The characters in the novel include famous real life figures like Frieda Kahlo, Diego Rivera, Leon Trotsky as well as fictional characters like Harrison Sheppard and Violet Brown – a wonderful combination of history and fiction. The theme of the book could be the Communist/Worker’s Movement in Russia, Mexico and the U.S., it could be the art of Frieda Kahlo and Diego Rivera, it could be the relationship between art and politics, or it could be one man’s search for a home – it is a monumental tale.

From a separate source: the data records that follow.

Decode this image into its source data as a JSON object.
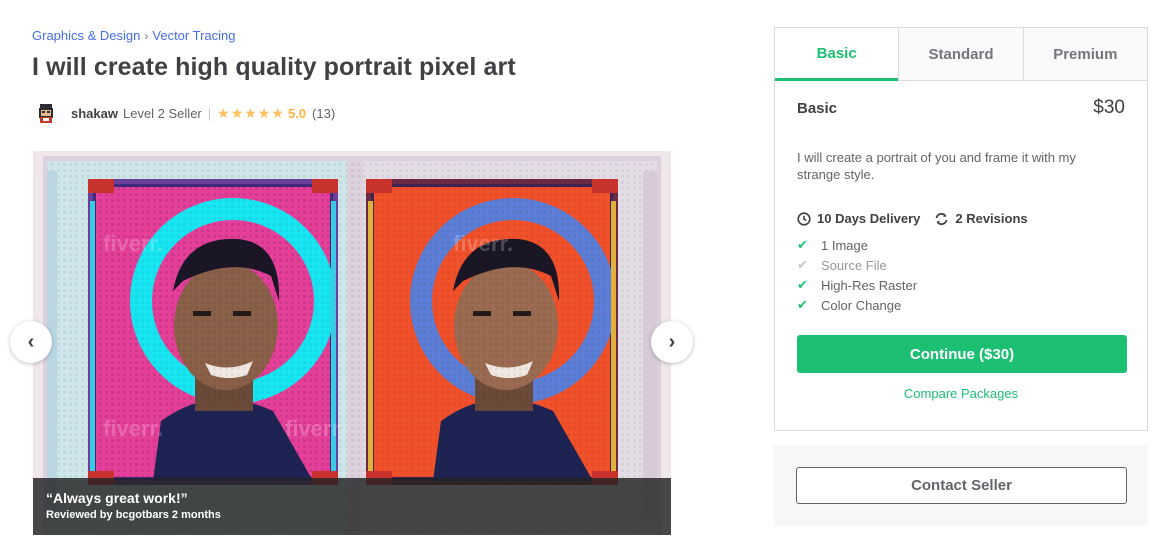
{
  "breadcrumb": {
    "category": "Graphics & Design",
    "separator": "›",
    "subcategory": "Vector Tracing"
  },
  "gig": {
    "title": "I will create high quality portrait pixel art"
  },
  "seller": {
    "name": "shakaw",
    "level": "Level 2 Seller",
    "divider": "|",
    "stars": 5,
    "rating": "5.0",
    "review_count": "(13)"
  },
  "gallery": {
    "watermark": "fiverr.",
    "review_quote": "“Always great work!”",
    "review_by": "Reviewed by bcgotbars 2 months",
    "prev_icon": "chevron-left-icon",
    "next_icon": "chevron-right-icon",
    "prev_glyph": "‹",
    "next_glyph": "›"
  },
  "package": {
    "tabs": [
      {
        "label": "Basic",
        "active": true
      },
      {
        "label": "Standard",
        "active": false
      },
      {
        "label": "Premium",
        "active": false
      }
    ],
    "name": "Basic",
    "price": "$30",
    "description": "I will create a portrait of you and frame it with my strange style.",
    "delivery": "10 Days Delivery",
    "revisions": "2 Revisions",
    "features": [
      {
        "label": "1 Image",
        "included": true
      },
      {
        "label": "Source File",
        "included": false
      },
      {
        "label": "High-Res Raster",
        "included": true
      },
      {
        "label": "Color Change",
        "included": true
      }
    ],
    "continue_label": "Continue ($30)",
    "compare_label": "Compare Packages"
  },
  "contact": {
    "label": "Contact Seller"
  },
  "colors": {
    "accent": "#1dbf73",
    "link": "#446ee7",
    "star": "#ffbe5b"
  }
}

The first half of the book is set in Mexico and we are in the world of Frieda Kahlo and Diego Rivera who helped Leon Trotsky during his years of exile in Mexico. The second half of the book is set in the U.S. Harrison Sheppard becomes a popular writer of fiction but on account of his past association with Frieda Kahlo, Diego Rivera and Trotsky, comes under suspicion of being a communist sympathizer and falls victim to the notorious Committee for Un-American Activities. The reader sees how easily an innocent man can fall prey to government bureaucracy and fear mongering by the press.
But Kingsolver’s focus is not Harrison Sheppard or Diego and Frieda or Trotsky or even Mexico. It is the lacuna – the Spanish word meaning ‘space between two objects, the crucial missing piece’. In this case, it could be the space that lingers between the truth and the falsity that is perceived as a truth. There is the press which seeks not to publish the truth but rumours, innuendos or simply printing what another publication has printed e.g. printing that Harrison Sheppard did not serve in the war because he is hearing impaired. The press is like the “howlers” that begin the novel. They simply print what someone else has printed just as the long-tailed monkeys howl on hearing another monkey howl. Similarly the Un-American Activities Committee basis its accusations on imagined crimes and persecutes citizens. Lacuna may also refer to the gaps in Harrison Sheppard’s childhood or his missing journal. I highly recommend this book especially to readers who enjoy fiction set against historical facts.
Geetha`s love of books began when she was a child. She later turned that love into formal education with a Masters in English Literature and then again into a career for a few years, teaching English at Ethiraj and Fergusson Colleges in India. Though her career took her into the computer industry, Geetha has continued to read both individually as well as part of a book club in Newmarket, Canada where she lives.